Dignity in older years
Promoting dignity is an important element of patient care with aims of improving emotional well-being, reducing unnecessary dependence and where restoring the patients/clients self-esteem remains vital.
A person’s dignity may be however be challenged through personal or organisational constraints, but the continued endorsement for health professionals to embrace the notion of dignity encapsulates the substance around which professional standards are set and reach far beyond routine interventions and procedures.
Thus, continuing to pursue objectives of promoting dignity needs to remain a fundamental element within nurse and midwifery education and practice. Dignity includes the nurse or midwife recognising the social and psychological complexities that clinical, therapeutic and organisational practices and interventions might bring.
By using a range of professional skills and values to guide their behaviour, health professionals are able to devise strategies to provide personalised socio-culturally competent care to enable and empower patients/clients to reach their goals.
There are many areas where dignity may become compromised, particularly with vulnerable adults. Supportive education and supervised /guided practice are important learning opportunities for students to develop their practice in promoting dignity with vulnerable adults.
Key domains where dignity may be demonstrated include showing:
Some examples of where registered nurses and midwives can demonstrate this include acknowledging and respecting the patients/clients values and behaviours; seeking consent or following carefully informed best interest principles; individualising care; supporting decision-making and choice; courteous conduct; allowing for positive risk taking; and, by conserving the social standing of the person at all times despite the effects of ill-health or disability.
The School of Nursing and Midwifery is committed to person centred approach within the curricula and supporting students in attaining these ideals through interplay of theoretical study, simulated practice and practice placement opportunities.
It is here that students recognise the importance of dignity as not only a core personal and professional value, but also as a key behaviour/competence, evidenced through their day-to-day practice.
The Commission on Improving Dignity in Care is part of the NHS Confederation and can be accessed here http://www.nhsconfed.org/priorities/Quality/Partnership-on-dignity/Pages/Commission-on-dignity.aspx

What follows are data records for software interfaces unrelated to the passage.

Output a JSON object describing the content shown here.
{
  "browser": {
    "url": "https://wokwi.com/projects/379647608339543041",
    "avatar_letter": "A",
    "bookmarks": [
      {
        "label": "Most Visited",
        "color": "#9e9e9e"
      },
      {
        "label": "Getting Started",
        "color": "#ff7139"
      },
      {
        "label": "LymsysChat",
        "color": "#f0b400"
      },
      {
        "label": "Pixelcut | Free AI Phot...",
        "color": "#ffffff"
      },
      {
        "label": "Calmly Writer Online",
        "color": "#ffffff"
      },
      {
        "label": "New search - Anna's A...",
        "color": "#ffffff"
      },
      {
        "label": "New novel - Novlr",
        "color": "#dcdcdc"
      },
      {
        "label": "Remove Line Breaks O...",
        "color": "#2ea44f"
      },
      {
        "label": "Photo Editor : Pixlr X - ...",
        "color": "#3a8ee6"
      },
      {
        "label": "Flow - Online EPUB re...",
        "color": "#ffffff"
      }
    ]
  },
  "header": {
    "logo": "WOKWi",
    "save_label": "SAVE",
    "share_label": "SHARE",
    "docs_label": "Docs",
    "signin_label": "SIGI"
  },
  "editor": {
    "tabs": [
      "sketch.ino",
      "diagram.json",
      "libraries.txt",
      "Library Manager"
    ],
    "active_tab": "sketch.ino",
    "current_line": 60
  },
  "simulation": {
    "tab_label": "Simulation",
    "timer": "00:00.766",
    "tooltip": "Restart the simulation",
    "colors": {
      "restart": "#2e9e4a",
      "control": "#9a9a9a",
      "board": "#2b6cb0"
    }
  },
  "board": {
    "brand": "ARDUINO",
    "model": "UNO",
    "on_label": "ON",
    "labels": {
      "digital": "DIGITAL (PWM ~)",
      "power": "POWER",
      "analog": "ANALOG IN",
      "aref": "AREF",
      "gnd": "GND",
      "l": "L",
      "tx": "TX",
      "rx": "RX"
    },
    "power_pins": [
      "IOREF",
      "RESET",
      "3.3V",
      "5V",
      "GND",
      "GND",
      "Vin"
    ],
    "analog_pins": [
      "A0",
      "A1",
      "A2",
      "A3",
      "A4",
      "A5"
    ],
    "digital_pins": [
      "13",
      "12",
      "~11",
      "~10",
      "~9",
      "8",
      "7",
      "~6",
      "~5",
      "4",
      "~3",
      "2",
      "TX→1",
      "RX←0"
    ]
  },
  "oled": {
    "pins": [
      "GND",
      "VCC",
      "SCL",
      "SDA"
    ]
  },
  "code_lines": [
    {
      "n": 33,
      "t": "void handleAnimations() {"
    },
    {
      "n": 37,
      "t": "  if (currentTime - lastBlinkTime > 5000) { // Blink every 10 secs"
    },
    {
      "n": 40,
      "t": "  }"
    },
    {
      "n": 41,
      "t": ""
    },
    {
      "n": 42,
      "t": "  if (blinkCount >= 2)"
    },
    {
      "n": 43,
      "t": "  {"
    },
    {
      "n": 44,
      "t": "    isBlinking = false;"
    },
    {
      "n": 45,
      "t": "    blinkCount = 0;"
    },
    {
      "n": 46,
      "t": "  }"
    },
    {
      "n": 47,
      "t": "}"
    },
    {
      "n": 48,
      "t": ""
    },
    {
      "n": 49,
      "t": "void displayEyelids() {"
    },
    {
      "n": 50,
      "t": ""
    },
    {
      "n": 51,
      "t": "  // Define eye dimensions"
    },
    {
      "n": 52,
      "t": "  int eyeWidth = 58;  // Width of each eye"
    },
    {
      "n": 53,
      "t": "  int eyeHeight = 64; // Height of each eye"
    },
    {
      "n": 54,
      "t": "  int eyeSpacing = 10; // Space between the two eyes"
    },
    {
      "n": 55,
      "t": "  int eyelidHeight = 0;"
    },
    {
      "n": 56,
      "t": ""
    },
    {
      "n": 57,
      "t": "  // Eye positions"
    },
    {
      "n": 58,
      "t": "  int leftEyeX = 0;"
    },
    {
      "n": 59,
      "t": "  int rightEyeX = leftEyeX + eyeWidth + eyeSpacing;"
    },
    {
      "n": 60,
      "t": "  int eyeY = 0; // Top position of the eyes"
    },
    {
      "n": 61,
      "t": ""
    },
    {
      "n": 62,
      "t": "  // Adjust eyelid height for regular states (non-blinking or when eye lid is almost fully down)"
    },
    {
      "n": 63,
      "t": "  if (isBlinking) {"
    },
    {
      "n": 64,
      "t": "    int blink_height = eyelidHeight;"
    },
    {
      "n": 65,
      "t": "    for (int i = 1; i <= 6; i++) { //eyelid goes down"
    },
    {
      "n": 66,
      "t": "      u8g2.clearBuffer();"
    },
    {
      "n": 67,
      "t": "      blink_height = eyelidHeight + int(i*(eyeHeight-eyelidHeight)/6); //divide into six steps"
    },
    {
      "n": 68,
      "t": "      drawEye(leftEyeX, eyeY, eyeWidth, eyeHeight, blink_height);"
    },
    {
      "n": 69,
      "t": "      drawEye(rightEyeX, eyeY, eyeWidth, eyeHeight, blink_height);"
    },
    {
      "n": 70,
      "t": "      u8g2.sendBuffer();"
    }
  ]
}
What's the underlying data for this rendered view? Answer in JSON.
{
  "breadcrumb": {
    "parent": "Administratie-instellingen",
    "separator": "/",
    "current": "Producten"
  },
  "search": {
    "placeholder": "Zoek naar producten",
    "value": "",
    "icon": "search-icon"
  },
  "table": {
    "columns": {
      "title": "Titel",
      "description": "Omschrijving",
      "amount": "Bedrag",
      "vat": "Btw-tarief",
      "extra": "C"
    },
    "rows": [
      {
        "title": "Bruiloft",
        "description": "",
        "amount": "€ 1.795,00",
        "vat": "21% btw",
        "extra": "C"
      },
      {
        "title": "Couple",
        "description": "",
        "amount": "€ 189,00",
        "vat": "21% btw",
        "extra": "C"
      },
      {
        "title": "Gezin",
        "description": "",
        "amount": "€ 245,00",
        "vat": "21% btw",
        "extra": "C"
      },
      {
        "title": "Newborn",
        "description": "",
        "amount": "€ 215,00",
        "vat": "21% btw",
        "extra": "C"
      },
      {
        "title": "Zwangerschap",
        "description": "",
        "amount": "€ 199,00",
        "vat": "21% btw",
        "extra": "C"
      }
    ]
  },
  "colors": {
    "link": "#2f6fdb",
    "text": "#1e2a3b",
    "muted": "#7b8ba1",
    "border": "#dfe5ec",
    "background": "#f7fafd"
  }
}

The report “Delivering dignity: Securing dignity in care for older people in hospitals and care homes. A report for consultation” was released in June 2012 and made ten recommendations for hospitals, and ten for care homes on pages 5-6.
Page 33 outlines the implications for universities with seeking attitudes towards the elderly at the interview stage, and has recommendations for teaching of nurses and other healthcare students. http://www.nhsconfed.org/Documents/dignity.pdf
The nursing interviews at DMU pursue all the 6Cs and caring and compassionate attitudes are assessed at interview by both a nursing lecturer and a registered nurse from a local NHS Trust. In addition students are also made aware though the curriculum of the importance of the findings from the Francis Report (2013) and the Chief Nurse for England’s ’ 6 ‘Cs’ in the delivery of care to older people.
The faculty takes these recommendations seriously, and will encourage all staff to read the report and address the findings. The recommendations will be central to the teaching of our students, especially those involved in care of the older people.